Refuge Law Officer Joins Tornado Response
Federal wildlife officer Matt Belew had just finished work Monday afternoon at Wichita Mountains Refuge when he learned a massive tornado had ravaged Moore, OK, an hour and a half away. He quickly sought and received permission to help.
Soon, the 37-year-old emergency medical responder was sifting rubble at flattened house lot after house lot just south of the collapsed Plaza Towers Elementary School. With fellow members of Strike Team Delta, he searched for survivors and bodies (his team found neither) and hazards such as leaking gas pipes.
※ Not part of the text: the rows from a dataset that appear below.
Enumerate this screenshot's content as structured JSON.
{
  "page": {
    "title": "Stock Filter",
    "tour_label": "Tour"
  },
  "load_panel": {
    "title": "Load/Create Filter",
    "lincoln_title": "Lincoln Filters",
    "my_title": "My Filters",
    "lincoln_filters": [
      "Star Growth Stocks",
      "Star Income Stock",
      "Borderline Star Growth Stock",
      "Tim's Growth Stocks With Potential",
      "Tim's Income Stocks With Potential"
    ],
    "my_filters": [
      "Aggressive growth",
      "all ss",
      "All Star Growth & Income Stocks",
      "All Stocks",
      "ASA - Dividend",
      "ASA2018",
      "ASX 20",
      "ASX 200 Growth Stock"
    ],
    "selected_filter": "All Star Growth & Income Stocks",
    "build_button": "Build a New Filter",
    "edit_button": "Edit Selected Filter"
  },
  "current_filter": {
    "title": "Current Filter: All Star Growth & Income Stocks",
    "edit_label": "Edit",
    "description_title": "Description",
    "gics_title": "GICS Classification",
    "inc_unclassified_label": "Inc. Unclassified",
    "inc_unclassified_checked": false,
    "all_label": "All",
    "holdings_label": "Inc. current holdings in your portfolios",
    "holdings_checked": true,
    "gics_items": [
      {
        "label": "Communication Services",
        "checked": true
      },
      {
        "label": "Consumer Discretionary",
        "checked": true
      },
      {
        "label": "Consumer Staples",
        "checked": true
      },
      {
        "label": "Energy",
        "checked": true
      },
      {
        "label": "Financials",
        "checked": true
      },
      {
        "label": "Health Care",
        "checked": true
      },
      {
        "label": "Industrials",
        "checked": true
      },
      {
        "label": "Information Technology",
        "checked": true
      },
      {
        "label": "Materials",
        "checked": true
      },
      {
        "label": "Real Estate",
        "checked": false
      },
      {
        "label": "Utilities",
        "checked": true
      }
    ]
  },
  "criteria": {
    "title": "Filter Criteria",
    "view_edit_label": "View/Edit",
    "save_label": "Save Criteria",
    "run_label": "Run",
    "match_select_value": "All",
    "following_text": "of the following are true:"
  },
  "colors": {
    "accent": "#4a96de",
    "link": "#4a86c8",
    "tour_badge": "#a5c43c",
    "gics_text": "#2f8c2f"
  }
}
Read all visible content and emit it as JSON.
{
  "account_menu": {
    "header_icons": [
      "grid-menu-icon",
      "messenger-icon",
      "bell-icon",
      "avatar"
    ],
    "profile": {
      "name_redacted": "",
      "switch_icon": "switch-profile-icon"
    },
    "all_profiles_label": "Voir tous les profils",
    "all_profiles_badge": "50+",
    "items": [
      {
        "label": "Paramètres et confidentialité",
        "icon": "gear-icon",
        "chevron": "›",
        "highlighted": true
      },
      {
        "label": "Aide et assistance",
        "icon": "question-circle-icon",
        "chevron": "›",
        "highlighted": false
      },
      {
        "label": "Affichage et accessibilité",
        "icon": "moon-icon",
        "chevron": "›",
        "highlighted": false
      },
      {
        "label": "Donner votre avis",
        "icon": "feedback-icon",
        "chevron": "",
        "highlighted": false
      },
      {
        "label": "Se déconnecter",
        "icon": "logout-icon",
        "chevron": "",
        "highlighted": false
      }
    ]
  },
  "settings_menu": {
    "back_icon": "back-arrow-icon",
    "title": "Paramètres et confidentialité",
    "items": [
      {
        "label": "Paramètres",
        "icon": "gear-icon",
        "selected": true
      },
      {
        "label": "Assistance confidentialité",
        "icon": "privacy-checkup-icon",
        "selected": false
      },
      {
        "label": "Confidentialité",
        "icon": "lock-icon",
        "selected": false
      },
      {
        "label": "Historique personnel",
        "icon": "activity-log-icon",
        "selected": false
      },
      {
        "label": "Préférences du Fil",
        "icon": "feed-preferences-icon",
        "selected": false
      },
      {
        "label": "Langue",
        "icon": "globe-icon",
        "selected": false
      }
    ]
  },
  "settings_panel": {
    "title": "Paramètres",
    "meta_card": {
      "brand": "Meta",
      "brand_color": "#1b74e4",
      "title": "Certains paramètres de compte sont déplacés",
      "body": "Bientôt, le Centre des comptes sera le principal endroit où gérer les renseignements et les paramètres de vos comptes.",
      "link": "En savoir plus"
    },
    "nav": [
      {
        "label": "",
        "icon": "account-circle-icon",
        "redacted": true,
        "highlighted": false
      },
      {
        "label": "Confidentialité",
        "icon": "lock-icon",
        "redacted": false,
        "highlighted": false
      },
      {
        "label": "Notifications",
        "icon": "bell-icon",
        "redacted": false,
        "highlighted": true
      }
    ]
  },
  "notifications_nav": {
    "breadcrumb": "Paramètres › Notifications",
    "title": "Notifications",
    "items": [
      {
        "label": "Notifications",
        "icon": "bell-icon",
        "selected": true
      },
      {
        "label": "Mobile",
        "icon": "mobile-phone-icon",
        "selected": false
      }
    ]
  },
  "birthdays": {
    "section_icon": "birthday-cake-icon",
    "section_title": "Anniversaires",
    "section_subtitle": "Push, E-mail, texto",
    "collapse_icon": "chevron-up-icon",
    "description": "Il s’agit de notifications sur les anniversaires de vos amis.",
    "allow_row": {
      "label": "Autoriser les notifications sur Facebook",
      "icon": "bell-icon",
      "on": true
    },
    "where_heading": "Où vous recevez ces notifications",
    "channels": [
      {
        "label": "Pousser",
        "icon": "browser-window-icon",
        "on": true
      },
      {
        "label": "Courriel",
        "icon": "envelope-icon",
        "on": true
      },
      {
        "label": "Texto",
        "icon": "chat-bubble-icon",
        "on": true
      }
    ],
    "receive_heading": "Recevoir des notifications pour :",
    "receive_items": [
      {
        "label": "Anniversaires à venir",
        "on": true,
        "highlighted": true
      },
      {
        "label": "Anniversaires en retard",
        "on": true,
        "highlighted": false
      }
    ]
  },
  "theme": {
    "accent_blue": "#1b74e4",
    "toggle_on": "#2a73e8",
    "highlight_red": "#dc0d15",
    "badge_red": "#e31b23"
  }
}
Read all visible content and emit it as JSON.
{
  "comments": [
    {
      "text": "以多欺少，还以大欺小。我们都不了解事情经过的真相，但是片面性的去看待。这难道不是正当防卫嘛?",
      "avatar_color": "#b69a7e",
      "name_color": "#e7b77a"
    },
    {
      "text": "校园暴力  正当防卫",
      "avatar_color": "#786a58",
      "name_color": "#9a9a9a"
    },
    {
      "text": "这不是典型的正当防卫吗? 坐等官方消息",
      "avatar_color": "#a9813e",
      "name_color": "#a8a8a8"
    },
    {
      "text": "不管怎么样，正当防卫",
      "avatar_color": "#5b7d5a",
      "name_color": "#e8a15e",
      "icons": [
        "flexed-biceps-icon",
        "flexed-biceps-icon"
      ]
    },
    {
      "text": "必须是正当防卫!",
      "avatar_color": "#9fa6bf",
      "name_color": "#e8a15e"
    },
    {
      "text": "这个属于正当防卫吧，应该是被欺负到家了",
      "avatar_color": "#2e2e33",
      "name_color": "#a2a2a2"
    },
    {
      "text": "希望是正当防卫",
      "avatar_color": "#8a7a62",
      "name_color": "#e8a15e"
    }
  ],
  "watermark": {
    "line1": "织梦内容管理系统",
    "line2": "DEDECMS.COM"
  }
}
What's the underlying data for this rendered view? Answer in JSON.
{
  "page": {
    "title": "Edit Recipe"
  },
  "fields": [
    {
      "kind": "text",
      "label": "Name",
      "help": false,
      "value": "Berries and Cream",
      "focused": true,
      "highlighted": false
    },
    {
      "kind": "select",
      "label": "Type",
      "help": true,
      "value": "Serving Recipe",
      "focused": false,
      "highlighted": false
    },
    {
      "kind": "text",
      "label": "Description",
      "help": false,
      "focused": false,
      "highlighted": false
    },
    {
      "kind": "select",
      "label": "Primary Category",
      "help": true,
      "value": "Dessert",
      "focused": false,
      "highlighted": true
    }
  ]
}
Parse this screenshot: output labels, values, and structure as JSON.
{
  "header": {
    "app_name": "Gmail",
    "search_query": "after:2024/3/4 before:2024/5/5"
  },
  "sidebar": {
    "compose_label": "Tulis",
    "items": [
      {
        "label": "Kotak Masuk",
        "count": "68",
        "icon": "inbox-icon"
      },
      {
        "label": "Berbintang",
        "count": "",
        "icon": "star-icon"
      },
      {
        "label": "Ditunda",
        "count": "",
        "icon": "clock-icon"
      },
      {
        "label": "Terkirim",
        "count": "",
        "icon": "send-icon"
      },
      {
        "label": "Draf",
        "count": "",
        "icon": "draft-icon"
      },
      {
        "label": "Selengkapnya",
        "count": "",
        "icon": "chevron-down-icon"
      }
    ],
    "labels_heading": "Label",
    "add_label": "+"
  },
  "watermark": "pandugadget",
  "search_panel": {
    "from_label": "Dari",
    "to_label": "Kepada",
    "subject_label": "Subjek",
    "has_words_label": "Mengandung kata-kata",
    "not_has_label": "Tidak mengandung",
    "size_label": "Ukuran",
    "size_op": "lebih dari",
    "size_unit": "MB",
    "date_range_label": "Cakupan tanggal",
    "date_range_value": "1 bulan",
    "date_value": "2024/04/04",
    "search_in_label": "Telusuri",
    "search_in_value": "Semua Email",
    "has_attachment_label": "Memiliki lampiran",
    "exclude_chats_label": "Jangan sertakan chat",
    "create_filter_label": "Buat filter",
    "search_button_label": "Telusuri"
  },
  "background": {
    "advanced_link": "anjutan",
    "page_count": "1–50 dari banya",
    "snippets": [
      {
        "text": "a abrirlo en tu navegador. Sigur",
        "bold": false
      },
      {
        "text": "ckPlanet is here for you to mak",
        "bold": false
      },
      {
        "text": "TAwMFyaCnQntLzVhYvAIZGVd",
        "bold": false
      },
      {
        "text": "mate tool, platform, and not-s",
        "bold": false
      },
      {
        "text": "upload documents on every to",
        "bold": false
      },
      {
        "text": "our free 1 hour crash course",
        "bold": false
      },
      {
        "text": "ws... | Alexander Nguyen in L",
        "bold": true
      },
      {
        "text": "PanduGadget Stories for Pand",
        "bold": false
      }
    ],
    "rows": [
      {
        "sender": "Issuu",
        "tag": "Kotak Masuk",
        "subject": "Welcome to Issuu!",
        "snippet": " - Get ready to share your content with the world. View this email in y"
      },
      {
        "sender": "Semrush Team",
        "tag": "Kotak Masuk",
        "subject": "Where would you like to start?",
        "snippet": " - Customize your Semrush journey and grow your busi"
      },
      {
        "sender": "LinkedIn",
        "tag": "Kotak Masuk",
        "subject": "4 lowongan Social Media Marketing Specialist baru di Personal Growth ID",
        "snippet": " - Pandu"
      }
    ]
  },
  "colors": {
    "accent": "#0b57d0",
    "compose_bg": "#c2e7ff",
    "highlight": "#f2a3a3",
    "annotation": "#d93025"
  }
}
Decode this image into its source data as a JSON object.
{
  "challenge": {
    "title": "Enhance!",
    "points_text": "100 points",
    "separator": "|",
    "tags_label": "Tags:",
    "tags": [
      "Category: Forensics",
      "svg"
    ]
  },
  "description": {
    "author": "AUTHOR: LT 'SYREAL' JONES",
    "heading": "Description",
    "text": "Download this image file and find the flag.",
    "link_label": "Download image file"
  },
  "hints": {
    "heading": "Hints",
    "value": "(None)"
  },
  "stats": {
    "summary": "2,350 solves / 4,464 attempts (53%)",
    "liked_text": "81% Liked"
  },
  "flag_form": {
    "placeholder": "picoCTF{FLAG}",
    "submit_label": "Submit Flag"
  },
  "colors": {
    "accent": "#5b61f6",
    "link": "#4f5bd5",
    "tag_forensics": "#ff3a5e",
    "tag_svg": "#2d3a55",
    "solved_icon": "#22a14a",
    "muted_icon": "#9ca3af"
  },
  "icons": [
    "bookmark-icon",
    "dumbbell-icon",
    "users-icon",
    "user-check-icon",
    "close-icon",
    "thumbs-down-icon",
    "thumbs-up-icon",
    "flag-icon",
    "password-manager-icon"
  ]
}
In a night and a day of almost nonstop work with his team, Belew estimates he searched 50 house sites, leaving a spraypaint trail. “Each time, we’d mark a house with an X to show it was searched. [Response commanders] wanted to search these houses at least three times to make sure nobody was there.”
“You’re picking through things with your hands, throwing debris out of the way, trying to identify where the bathroom was.” If they don’t have a “safe room,” he says, “people [trying to survive a storm] are gonna get in a bathroom or closet. We tried to go to that first. We were climbing in there, moving large boards and pieces of sheetrock, pieces of roof that had come down.”
News photos can’t convey the scale of destruction − reaching 30 square miles, he says.
“When you get to the epicenter, you’re thinking more like it was an A-bomb or a nuclear weapon. You’re thinking: A tornado couldn’t do this. Sometimes, where a house was, there was only a concrete slab left. …There are no words to describe it. I’ve been on military combat tours while in the Army, but I’ve never seen that type of destruction anywhere.”
He came back moved by the town’s spirit, impressed by the efficiency of the Incident Command and saddened by the tragedy. “It was a short stint, but it was productive,” he said. “My heart goes out to all the families that suffered, that lost a loved one or everything they had….”